Soto Zen Buddhism
Sojiji head monastery

Internationally Opened temple

Sojiji is located in the suburban area of Yokohama city. Close to Tokyo bay and Boso peninsula, even Mt Fuji is close to us. In addition, the temple is within 5 min. walking distance from main public transportations. These factors are very important for us as an internationally opened temple for Zen practice. We have ground of 500,000 square meters with well-structured buildings. In 1911 (591 years since Sojiji had been established on Noto peninsula) we celebrated the relocation of Sojiji.

We are committed to social welfare with educational facilities as university, high and junior high school as well as kindergarten.

Further, in Sojiji, we have various kinds of educational projects with over 200 monks, employees striving for the prosperity of our monastery.

English Zazen session

In our daily life, how much time do we have for facing ourselves…?

English guide tour

Sojiji is an open Zen space for the public, so you can walk around Sojiji freely.

Estabilishment of Sojiji

Shogakusan Sojiji is the formal name of Sojiji. It was established about 700 years ago.

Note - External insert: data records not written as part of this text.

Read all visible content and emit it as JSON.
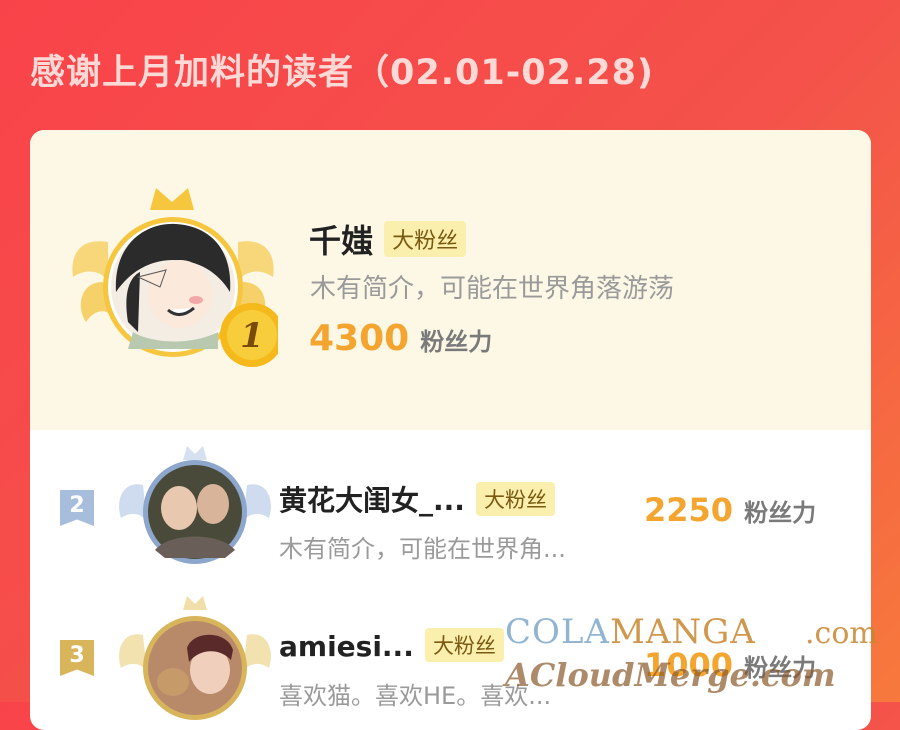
{
  "header": {
    "title": "感谢上月加料的读者（02.01-02.28)"
  },
  "readers": [
    {
      "rank": "1",
      "name": "千媸",
      "badge": "大粉丝",
      "bio": "木有简介，可能在世界角落游荡",
      "score": "4300",
      "unit": "粉丝力"
    },
    {
      "rank": "2",
      "name": "黄花大闺女_...",
      "badge": "大粉丝",
      "bio": "木有简介，可能在世界角...",
      "score": "2250",
      "unit": "粉丝力"
    },
    {
      "rank": "3",
      "name": "amiesi...",
      "badge": "大粉丝",
      "bio": "喜欢猫。喜欢HE。喜欢...",
      "score": "1000",
      "unit": "粉丝力"
    }
  ],
  "watermark": {
    "line1a": "COLA",
    "line1b": "MANGA",
    "line1c": ".com",
    "line2": "ACloudMerge.com"
  },
  "colors": {
    "background": "#f6494a",
    "gold": "#f3a52f",
    "badge": "#fbefae",
    "silver": "#9fb5d6",
    "bronze": "#d8b45a"
  }
}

In Kushihinosho (Noto peninsula), there was the temple called “Morooka Kannon do”. The story began when the abbot, Joken risshi had a dream one night.

On April 18th, 1321, a monk-styled Kannon appeared in his dream and told him that there is a virtuous monk called Keizan in Yōkōji and asked him to call him to this temple and pass it over to him.

Strangely enough, 5 days after the dream, on 23rd of April, Keizan had the same revelation in his dream while he did zazen in the abbot room of Yōkōji .

This temple was originally founded as a Shingon Buddhism temple and Keizan wished to re-established this temple as a Zen temple. In his dream, he was about to enter the temple and in front of the temple gate there was an arbor. Once he entered, the 600 volumes of Dai hannyakyo (Great wisdom Sutra) were on the top floor of the gate, and the statue of Hikari Kannon was enshrined. There were many monks and Joken risshi welcoming his appearance. He entered the temple through the gate, and he said “I open the Soji gate like the shape of eight in kanji (means “widely”)”. He was impressed by the temple’s magnificence. According to his dream, he was welcomed by Joken risshi and admitted to the temple.

According to the documents, this was the day of Kessei (May 15th, 1321). Afterwards, Joken risshi offered the temple to Keizan Zenji and named it “Sojiji”. “Sojiji” means the temple where Buddha’s teaching is fully kept.

In 1322 when Keizen got 52 years old, the emperor Godaigo asked him ten questions through Kakumyo Koho as messenger. The emperor was impressed by the answers from Keizan. As a result on August 28th, Sojiji temple was officially recognized the leading head monastery of Soto Zen and its abbots were allowed to wear a purple vestment. On September 14th, the emperor ordered Lord Yukufusa Fujiwara to inscribe the three characters “So-ji-ji” for the official record as the head temple of Soto school.

Relocation to Tsurumi

Sojiji is the head temple established by Keizan Zenji. Related temples count for more than 13,000 all over Japan and we make efforts to develop Soto Zen and spread the true teaching.

About 570 years have passed since the temple was originally started by Keizan on Noto peninsula.

Back on April 13th, 1898, a fire broke out suddenly from the main building of Sojiji. The fire spread over the temple and burnt down most of the property, except Jiunkaku and Dentōin.

In May 1905, Ishikawa Sodō Zenji decided to move the temple to Tsurumi being aware of the importance of structure restoration, existance as head monastery and modern missionary activities. Then in 1911, Sojiji relocated to the present place.